> [WHAT THE TASK REQUIRES]:
Once the records below have been read, copy them all out exactly.
※
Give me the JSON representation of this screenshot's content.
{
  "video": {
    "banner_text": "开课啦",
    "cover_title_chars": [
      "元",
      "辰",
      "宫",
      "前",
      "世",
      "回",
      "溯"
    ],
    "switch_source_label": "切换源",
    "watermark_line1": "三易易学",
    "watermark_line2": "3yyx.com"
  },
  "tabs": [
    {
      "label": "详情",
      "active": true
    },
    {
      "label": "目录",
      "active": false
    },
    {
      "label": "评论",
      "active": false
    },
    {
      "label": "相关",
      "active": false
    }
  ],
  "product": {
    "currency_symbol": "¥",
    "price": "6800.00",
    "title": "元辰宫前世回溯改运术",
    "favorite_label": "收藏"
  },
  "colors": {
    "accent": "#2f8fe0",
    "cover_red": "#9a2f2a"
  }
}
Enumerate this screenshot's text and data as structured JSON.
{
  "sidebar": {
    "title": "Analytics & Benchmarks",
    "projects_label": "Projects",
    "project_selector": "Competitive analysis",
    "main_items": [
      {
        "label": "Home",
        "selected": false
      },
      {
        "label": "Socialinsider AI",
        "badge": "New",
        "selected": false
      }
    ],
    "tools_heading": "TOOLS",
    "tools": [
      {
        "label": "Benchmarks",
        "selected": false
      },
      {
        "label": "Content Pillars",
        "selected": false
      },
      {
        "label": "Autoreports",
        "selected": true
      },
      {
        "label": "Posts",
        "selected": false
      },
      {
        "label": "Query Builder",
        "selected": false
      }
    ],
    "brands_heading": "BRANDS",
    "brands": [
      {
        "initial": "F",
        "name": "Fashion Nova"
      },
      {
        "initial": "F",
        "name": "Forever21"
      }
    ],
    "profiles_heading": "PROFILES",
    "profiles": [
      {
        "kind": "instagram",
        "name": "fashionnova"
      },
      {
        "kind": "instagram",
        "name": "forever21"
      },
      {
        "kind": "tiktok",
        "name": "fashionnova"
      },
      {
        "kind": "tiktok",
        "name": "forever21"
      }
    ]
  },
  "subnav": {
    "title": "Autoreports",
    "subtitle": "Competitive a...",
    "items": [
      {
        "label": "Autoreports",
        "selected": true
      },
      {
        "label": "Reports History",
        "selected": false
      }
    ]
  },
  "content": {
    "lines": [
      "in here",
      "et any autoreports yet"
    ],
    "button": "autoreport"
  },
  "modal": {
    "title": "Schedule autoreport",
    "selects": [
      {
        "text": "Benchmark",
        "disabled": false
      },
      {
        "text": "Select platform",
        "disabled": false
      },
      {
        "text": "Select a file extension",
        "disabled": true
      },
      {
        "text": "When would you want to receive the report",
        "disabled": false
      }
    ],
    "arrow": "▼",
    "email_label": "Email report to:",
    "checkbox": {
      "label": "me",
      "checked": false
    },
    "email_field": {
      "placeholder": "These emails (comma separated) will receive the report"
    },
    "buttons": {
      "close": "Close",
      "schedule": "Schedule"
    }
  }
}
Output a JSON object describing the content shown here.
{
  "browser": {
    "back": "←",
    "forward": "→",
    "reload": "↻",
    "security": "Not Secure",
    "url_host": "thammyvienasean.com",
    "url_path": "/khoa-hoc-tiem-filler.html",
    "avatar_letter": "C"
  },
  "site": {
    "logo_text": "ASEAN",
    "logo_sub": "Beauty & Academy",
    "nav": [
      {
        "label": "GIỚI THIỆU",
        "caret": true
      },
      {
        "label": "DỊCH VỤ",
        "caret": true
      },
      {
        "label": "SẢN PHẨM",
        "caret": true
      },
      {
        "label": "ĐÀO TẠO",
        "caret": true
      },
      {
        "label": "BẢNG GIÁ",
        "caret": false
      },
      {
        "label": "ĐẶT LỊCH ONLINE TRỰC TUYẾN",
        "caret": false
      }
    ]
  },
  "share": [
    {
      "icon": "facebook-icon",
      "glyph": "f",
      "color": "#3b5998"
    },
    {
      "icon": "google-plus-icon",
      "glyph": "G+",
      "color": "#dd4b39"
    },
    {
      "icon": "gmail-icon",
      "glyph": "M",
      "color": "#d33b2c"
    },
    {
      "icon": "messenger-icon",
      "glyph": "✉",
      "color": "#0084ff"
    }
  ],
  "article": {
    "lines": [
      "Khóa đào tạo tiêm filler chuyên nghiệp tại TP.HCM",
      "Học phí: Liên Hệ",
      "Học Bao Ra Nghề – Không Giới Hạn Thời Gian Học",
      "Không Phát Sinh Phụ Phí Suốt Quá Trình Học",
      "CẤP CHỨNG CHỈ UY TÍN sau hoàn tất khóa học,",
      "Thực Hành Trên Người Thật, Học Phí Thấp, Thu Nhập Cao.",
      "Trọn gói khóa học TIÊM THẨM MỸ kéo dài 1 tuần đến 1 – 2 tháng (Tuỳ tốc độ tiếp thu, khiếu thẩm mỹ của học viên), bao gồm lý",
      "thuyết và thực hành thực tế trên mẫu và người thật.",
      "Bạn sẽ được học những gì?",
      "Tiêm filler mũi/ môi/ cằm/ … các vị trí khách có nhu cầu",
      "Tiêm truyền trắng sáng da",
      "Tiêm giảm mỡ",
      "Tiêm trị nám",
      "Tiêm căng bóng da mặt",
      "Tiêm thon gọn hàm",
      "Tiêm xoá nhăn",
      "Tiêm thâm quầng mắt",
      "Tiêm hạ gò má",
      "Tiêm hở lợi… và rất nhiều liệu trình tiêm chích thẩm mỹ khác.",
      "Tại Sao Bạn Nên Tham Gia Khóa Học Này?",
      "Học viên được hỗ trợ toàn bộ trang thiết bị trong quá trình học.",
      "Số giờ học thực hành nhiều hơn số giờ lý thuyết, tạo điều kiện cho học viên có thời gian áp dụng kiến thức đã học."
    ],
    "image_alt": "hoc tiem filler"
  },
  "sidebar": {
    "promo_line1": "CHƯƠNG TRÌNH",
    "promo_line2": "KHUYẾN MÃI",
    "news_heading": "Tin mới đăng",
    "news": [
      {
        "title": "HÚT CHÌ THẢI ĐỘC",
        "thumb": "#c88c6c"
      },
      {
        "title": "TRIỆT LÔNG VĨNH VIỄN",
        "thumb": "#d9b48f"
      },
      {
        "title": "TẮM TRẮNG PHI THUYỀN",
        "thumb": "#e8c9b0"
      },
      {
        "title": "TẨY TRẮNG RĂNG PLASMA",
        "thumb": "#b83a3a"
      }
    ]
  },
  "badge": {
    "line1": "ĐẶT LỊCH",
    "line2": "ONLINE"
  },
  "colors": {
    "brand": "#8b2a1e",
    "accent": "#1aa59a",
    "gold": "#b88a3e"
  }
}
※
> [SOLUTION FOR THIS EXERCISE]:
Give me the JSON representation of this screenshot's content.
{
  "video": {
    "banner_text": "开课啦",
    "cover_title_chars": [
      "元",
      "辰",
      "宫",
      "前",
      "世",
      "回",
      "溯"
    ],
    "switch_source_label": "切换源",
    "watermark_line1": "三易易学",
    "watermark_line2": "3yyx.com"
  },
  "tabs": [
    {
      "label": "详情",
      "active": true
    },
    {
      "label": "目录",
      "active": false
    },
    {
      "label": "评论",
      "active": false
    },
    {
      "label": "相关",
      "active": false
    }
  ],
  "product": {
    "currency_symbol": "¥",
    "price": "6800.00",
    "title": "元辰宫前世回溯改运术",
    "favorite_label": "收藏"
  },
  "colors": {
    "accent": "#2f8fe0",
    "cover_red": "#9a2f2a"
  }
}
Enumerate this screenshot's text and data as structured JSON.
{
  "sidebar": {
    "title": "Analytics & Benchmarks",
    "projects_label": "Projects",
    "project_selector": "Competitive analysis",
    "main_items": [
      {
        "label": "Home",
        "selected": false
      },
      {
        "label": "Socialinsider AI",
        "badge": "New",
        "selected": false
      }
    ],
    "tools_heading": "TOOLS",
    "tools": [
      {
        "label": "Benchmarks",
        "selected": false
      },
      {
        "label": "Content Pillars",
        "selected": false
      },
      {
        "label": "Autoreports",
        "selected": true
      },
      {
        "label": "Posts",
        "selected": false
      },
      {
        "label": "Query Builder",
        "selected": false
      }
    ],
    "brands_heading": "BRANDS",
    "brands": [
      {
        "initial": "F",
        "name": "Fashion Nova"
      },
      {
        "initial": "F",
        "name": "Forever21"
      }
    ],
    "profiles_heading": "PROFILES",
    "profiles": [
      {
        "kind": "instagram",
        "name": "fashionnova"
      },
      {
        "kind": "instagram",
        "name": "forever21"
      },
      {
        "kind": "tiktok",
        "name": "fashionnova"
      },
      {
        "kind": "tiktok",
        "name": "forever21"
      }
    ]
  },
  "subnav": {
    "title": "Autoreports",
    "subtitle": "Competitive a...",
    "items": [
      {
        "label": "Autoreports",
        "selected": true
      },
      {
        "label": "Reports History",
        "selected": false
      }
    ]
  },
  "content": {
    "lines": [
      "in here",
      "et any autoreports yet"
    ],
    "button": "autoreport"
  },
  "modal": {
    "title": "Schedule autoreport",
    "selects": [
      {
        "text": "Benchmark",
        "disabled": false
      },
      {
        "text": "Select platform",
        "disabled": false
      },
      {
        "text": "Select a file extension",
        "disabled": true
      },
      {
        "text": "When would you want to receive the report",
        "disabled": false
      }
    ],
    "arrow": "▼",
    "email_label": "Email report to:",
    "checkbox": {
      "label": "me",
      "checked": false
    },
    "email_field": {
      "placeholder": "These emails (comma separated) will receive the report"
    },
    "buttons": {
      "close": "Close",
      "schedule": "Schedule"
    }
  }
}
Output a JSON object describing the content shown here.
{
  "browser": {
    "back": "←",
    "forward": "→",
    "reload": "↻",
    "security": "Not Secure",
    "url_host": "thammyvienasean.com",
    "url_path": "/khoa-hoc-tiem-filler.html",
    "avatar_letter": "C"
  },
  "site": {
    "logo_text": "ASEAN",
    "logo_sub": "Beauty & Academy",
    "nav": [
      {
        "label": "GIỚI THIỆU",
        "caret": true
      },
      {
        "label": "DỊCH VỤ",
        "caret": true
      },
      {
        "label": "SẢN PHẨM",
        "caret": true
      },
      {
        "label": "ĐÀO TẠO",
        "caret": true
      },
      {
        "label": "BẢNG GIÁ",
        "caret": false
      },
      {
        "label": "ĐẶT LỊCH ONLINE TRỰC TUYẾN",
        "caret": false
      }
    ]
  },
  "share": [
    {
      "icon": "facebook-icon",
      "glyph": "f",
      "color": "#3b5998"
    },
    {
      "icon": "google-plus-icon",
      "glyph": "G+",
      "color": "#dd4b39"
    },
    {
      "icon": "gmail-icon",
      "glyph": "M",
      "color": "#d33b2c"
    },
    {
      "icon": "messenger-icon",
      "glyph": "✉",
      "color": "#0084ff"
    }
  ],
  "article": {
    "lines": [
      "Khóa đào tạo tiêm filler chuyên nghiệp tại TP.HCM",
      "Học phí: Liên Hệ",
      "Học Bao Ra Nghề – Không Giới Hạn Thời Gian Học",
      "Không Phát Sinh Phụ Phí Suốt Quá Trình Học",
      "CẤP CHỨNG CHỈ UY TÍN sau hoàn tất khóa học,",
      "Thực Hành Trên Người Thật, Học Phí Thấp, Thu Nhập Cao.",
      "Trọn gói khóa học TIÊM THẨM MỸ kéo dài 1 tuần đến 1 – 2 tháng (Tuỳ tốc độ tiếp thu, khiếu thẩm mỹ của học viên), bao gồm lý",
      "thuyết và thực hành thực tế trên mẫu và người thật.",
      "Bạn sẽ được học những gì?",
      "Tiêm filler mũi/ môi/ cằm/ … các vị trí khách có nhu cầu",
      "Tiêm truyền trắng sáng da",
      "Tiêm giảm mỡ",
      "Tiêm trị nám",
      "Tiêm căng bóng da mặt",
      "Tiêm thon gọn hàm",
      "Tiêm xoá nhăn",
      "Tiêm thâm quầng mắt",
      "Tiêm hạ gò má",
      "Tiêm hở lợi… và rất nhiều liệu trình tiêm chích thẩm mỹ khác.",
      "Tại Sao Bạn Nên Tham Gia Khóa Học Này?",
      "Học viên được hỗ trợ toàn bộ trang thiết bị trong quá trình học.",
      "Số giờ học thực hành nhiều hơn số giờ lý thuyết, tạo điều kiện cho học viên có thời gian áp dụng kiến thức đã học."
    ],
    "image_alt": "hoc tiem filler"
  },
  "sidebar": {
    "promo_line1": "CHƯƠNG TRÌNH",
    "promo_line2": "KHUYẾN MÃI",
    "news_heading": "Tin mới đăng",
    "news": [
      {
        "title": "HÚT CHÌ THẢI ĐỘC",
        "thumb": "#c88c6c"
      },
      {
        "title": "TRIỆT LÔNG VĨNH VIỄN",
        "thumb": "#d9b48f"
      },
      {
        "title": "TẮM TRẮNG PHI THUYỀN",
        "thumb": "#e8c9b0"
      },
      {
        "title": "TẨY TRẮNG RĂNG PLASMA",
        "thumb": "#b83a3a"
      }
    ]
  },
  "badge": {
    "line1": "ĐẶT LỊCH",
    "line2": "ONLINE"
  },
  "colors": {
    "brand": "#8b2a1e",
    "accent": "#1aa59a",
    "gold": "#b88a3e"
  }
}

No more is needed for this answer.